- And capacity to build rocket motors for both military and non-military use.
Bringing these elements together to build advanced missiles is a serious, long-term endeavour that has the rock-solid backing of the Australian Government.
We will need help from the American Government and from our two Strategic Partners, Lockheed Martin Australia and Raytheon Australia, as well as the many companies in their supply chains.
The Strategic Partners are working with Defence to identify initial options to manufacture guided weapons and their critical components in Australia.
This is about identifying where Australian industry can supplement (not supplant) US industrial capacity; to expand our alliance beyond the battlefield and into the factories.
A tangible example where this interoperability already occurs is the Mark 48 Heavyweight Torpedoes housed in our Western Australian maintenance facility.
These weapons are used by both Australian and US Submarines, without any additional testing or evaluation. A US Submarine can arrive in Western Australia and have those muntions restocked from our supplies.
The Australian Government is committed to developing a robust, resilient and internationally competitive defence industry.
A stronger industrial base makes the Australian Defence Force a stronger deterrent and our country a stronger and better partner.
That’s why the Albanese Government has committed to developing a Defence Industry Development Strategy, which will provide greater detail on our priorities, as well as a clear implementation plan to ensure success.
We have also committed to establishing a new Australian Strategic Research Agency, which will refocus our defence innovation ecosystem and support breakthrough and pivotal research to strengthen national security.
But innovation needs to be commercialised, and our defence businesses need to be sustainable.
That’s where defence exports come in.
The Albanese Government recognises that exports play a critical role.
Not just from a commercial and business standpoint, but also in terms of growing our influence globally.
Australian companies have a strong record of providing capability in US supply chains and directly to the US military.
I know that Rob Scott, President of Birdon America, is speaking to you later today about their success in providing equipment to both the Australian Army and the US Departments of Defence and Homeland Security.
I’m pleased to say that Birdon received financial support from Export Finance Australia, which enabled them to establish their new manufacturing facility in Denver, Colorado.
They are delivering good jobs for American workers here and good jobs for Australian workers back home by delivering useful capability to us both.
Another example is CEA Technologies which specialises in the design, development and manufacture of advanced digital radar technologies.

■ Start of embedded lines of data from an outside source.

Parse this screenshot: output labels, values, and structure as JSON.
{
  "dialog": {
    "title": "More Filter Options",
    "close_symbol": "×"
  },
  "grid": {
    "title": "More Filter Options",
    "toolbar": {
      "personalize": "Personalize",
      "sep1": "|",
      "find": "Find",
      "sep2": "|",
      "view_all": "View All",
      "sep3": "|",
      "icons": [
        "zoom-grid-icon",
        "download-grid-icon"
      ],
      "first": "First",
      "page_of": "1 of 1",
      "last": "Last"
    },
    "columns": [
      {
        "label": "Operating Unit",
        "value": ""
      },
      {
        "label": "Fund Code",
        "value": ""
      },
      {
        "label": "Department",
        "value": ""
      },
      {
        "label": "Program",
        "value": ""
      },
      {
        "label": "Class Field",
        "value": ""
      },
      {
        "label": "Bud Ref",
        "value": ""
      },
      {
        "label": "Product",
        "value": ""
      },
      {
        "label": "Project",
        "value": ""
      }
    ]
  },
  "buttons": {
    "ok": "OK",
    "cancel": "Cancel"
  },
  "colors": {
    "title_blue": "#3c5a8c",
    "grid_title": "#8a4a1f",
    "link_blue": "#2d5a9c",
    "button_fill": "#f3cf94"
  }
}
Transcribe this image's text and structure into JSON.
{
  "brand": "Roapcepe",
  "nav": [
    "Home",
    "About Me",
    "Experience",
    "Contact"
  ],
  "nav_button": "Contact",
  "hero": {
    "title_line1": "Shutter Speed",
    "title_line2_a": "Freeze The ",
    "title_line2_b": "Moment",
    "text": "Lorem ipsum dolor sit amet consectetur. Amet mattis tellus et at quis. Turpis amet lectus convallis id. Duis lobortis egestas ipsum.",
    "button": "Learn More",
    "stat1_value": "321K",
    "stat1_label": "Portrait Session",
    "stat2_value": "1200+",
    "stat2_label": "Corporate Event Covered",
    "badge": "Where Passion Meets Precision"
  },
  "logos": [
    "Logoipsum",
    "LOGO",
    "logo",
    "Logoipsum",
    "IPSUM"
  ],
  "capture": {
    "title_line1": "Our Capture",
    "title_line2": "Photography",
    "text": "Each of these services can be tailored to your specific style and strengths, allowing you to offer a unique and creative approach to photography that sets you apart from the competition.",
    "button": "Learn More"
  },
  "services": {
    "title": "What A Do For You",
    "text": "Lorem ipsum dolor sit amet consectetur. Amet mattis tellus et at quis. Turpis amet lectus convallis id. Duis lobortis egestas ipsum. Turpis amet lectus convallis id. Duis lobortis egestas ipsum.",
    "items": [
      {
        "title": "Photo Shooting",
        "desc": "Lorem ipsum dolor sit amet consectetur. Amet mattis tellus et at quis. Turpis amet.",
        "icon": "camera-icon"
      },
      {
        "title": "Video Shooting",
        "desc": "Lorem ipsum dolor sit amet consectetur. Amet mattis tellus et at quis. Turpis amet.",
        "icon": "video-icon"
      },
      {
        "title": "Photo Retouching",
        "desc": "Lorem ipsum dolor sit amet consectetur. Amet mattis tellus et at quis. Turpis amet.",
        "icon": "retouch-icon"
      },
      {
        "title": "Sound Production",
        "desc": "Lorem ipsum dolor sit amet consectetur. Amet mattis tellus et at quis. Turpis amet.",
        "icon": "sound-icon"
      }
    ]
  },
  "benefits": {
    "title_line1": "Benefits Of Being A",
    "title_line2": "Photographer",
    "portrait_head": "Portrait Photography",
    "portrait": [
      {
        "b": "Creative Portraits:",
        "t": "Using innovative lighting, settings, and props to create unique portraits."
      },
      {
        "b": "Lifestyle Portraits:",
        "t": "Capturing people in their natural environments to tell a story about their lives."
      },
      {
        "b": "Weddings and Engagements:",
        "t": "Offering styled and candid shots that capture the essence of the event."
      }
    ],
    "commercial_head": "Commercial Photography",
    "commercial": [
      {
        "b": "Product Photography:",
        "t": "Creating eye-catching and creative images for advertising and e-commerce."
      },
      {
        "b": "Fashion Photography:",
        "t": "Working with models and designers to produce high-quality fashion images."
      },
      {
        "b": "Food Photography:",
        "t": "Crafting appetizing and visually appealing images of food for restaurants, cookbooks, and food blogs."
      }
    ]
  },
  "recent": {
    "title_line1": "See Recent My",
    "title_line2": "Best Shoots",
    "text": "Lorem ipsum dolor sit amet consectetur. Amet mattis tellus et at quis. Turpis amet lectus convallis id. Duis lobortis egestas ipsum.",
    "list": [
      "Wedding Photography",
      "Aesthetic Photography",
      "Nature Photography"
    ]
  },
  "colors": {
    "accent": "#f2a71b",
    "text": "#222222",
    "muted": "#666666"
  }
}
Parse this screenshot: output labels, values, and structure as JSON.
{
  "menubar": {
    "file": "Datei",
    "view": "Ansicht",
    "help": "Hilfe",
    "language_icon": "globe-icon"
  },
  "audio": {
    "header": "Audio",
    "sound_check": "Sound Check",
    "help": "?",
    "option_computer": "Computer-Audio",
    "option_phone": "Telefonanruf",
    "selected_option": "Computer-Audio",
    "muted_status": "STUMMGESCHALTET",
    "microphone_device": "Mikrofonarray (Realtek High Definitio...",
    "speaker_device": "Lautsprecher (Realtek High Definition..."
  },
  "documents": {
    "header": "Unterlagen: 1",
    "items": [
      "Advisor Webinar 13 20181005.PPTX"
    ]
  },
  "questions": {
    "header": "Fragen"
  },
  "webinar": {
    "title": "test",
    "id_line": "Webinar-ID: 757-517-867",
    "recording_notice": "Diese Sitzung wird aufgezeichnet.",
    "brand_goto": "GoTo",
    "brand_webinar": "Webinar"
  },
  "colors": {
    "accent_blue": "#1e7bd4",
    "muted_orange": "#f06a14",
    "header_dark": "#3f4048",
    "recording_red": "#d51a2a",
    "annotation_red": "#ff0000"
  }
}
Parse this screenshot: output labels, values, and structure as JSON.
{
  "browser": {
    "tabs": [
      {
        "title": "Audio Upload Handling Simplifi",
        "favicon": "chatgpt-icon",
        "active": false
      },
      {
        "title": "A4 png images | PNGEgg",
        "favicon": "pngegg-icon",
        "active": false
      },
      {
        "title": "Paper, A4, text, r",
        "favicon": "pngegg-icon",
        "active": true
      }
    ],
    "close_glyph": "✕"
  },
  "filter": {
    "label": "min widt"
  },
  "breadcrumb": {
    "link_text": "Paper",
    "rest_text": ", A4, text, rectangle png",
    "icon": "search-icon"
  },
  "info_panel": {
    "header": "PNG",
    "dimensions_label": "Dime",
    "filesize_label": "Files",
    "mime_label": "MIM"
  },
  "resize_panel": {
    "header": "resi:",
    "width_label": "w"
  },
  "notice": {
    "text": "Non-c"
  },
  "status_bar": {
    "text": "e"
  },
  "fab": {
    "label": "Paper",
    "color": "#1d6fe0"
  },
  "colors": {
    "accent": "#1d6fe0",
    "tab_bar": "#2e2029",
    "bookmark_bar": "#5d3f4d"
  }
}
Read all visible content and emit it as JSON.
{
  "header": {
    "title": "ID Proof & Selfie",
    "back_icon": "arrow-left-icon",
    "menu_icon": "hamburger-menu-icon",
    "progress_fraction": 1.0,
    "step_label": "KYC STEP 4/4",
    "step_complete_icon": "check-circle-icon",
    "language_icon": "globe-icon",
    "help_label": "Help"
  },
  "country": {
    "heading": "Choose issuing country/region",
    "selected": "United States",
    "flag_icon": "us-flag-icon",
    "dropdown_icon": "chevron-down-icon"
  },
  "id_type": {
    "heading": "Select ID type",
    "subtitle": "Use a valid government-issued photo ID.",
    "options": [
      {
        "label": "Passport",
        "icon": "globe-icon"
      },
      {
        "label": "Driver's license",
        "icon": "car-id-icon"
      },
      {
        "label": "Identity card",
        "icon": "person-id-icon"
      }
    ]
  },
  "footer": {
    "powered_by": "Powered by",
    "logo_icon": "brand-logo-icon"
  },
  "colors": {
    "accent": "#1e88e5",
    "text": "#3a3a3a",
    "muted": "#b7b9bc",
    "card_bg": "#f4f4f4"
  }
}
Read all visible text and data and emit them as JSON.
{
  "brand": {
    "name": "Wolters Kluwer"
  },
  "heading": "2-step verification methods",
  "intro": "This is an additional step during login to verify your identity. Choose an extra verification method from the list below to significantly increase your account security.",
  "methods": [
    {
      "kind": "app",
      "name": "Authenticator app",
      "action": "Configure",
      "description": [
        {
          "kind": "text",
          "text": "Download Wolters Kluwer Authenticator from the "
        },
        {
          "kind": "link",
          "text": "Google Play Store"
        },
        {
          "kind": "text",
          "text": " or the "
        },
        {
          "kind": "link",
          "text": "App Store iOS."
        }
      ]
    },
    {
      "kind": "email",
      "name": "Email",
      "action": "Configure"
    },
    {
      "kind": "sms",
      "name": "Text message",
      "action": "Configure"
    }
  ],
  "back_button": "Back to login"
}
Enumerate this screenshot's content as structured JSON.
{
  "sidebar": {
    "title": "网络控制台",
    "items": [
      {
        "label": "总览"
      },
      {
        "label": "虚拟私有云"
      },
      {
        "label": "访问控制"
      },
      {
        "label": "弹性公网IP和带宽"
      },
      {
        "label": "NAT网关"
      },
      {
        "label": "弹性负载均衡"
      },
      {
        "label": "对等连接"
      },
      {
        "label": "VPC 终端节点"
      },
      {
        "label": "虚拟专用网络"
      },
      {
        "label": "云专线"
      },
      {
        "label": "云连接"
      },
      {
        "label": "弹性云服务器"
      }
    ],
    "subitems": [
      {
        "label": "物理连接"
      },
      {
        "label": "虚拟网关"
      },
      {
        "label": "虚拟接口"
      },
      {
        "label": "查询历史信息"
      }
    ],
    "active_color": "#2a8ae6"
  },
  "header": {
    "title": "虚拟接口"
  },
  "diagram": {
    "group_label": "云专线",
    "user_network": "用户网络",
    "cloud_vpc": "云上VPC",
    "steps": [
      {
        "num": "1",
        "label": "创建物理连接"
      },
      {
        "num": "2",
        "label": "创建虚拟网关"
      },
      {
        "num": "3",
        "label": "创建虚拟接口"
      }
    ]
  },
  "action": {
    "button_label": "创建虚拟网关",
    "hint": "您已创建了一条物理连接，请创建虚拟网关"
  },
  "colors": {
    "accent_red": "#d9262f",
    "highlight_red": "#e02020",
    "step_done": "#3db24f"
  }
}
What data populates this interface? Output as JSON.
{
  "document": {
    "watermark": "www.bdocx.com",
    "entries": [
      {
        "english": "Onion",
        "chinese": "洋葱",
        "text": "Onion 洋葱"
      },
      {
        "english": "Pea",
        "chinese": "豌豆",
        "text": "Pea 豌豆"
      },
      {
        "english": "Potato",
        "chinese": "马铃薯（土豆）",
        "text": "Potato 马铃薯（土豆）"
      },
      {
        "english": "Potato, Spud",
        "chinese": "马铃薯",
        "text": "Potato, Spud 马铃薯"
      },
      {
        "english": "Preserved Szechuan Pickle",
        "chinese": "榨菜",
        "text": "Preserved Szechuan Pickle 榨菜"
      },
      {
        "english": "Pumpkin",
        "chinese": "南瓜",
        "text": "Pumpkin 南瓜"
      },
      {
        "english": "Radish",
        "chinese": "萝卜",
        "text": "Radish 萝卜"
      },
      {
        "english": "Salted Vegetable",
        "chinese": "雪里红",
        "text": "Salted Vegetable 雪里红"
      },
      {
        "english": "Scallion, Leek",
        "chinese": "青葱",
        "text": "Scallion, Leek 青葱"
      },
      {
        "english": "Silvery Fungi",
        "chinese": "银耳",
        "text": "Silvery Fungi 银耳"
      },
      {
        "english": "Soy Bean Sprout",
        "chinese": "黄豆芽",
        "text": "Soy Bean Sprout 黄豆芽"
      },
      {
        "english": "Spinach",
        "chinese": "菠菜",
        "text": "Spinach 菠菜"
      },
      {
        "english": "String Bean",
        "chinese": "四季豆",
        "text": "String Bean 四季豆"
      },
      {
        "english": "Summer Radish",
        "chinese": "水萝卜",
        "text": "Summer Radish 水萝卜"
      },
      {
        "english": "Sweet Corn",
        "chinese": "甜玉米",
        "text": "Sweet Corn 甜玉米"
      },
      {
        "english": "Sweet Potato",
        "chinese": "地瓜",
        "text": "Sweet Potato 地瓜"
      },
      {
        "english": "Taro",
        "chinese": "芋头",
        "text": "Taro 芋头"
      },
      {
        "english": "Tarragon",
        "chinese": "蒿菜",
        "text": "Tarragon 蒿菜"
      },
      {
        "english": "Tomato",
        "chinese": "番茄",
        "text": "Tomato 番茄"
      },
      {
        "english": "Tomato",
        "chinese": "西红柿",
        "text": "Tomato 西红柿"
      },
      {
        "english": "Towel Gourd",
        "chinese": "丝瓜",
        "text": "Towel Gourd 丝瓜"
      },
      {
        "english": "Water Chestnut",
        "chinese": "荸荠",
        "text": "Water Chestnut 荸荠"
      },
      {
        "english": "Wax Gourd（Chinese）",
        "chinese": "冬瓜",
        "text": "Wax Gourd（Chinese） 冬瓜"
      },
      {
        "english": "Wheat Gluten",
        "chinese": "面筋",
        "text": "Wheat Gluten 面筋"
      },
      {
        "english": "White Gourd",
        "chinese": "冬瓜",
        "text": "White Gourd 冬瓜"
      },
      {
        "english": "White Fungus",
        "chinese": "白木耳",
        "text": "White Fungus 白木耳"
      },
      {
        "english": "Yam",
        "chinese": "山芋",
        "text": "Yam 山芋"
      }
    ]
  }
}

They are based in Canberra, with offices in Adelaide, Melbourne, Perth and they have a US subsidiary headquartered in Hanover, Maryland.
CEA supplies both the ADF and the US Department of Defense with its CEAFAR active electronically scanned arrays, with programs including the ANZAC and Hunter class frigates; air defence applications for Army and Air Force; and numerous Range applications.
American soldiers travelled in Australian designed and manufactured Bushmasters in Afghanistan.
Australian soldiers have flown in American designed and manufactured Chinooks.
The RAAF takes to the sky in F-35A Lightning Two aircraft constructed with components made in the USA and Australia.
And both of us see the potential for the Boeing MQ-28A Ghost Bat, previously known as the Loyal Wingman … designed, developed and manufactured in Australia … to make both our Defence Forces more potent and formidable.
Technology and trust – born of a century of mateship – are our strategic edge now, and they will deliver our strategic edge in the future.
As Australia’s Minister for Defence Industry, let me conclude by saying that my key message to you is that I am committed to building a genuine, long-term partnership with industry, large and small, in both our nations.
I am committed to working with you on breaking down the barriers to greater defence industry collaboration between Australia and the United States.
And I am committed to ensuring that the Alliance between our two nations grows even stronger over the years ahead.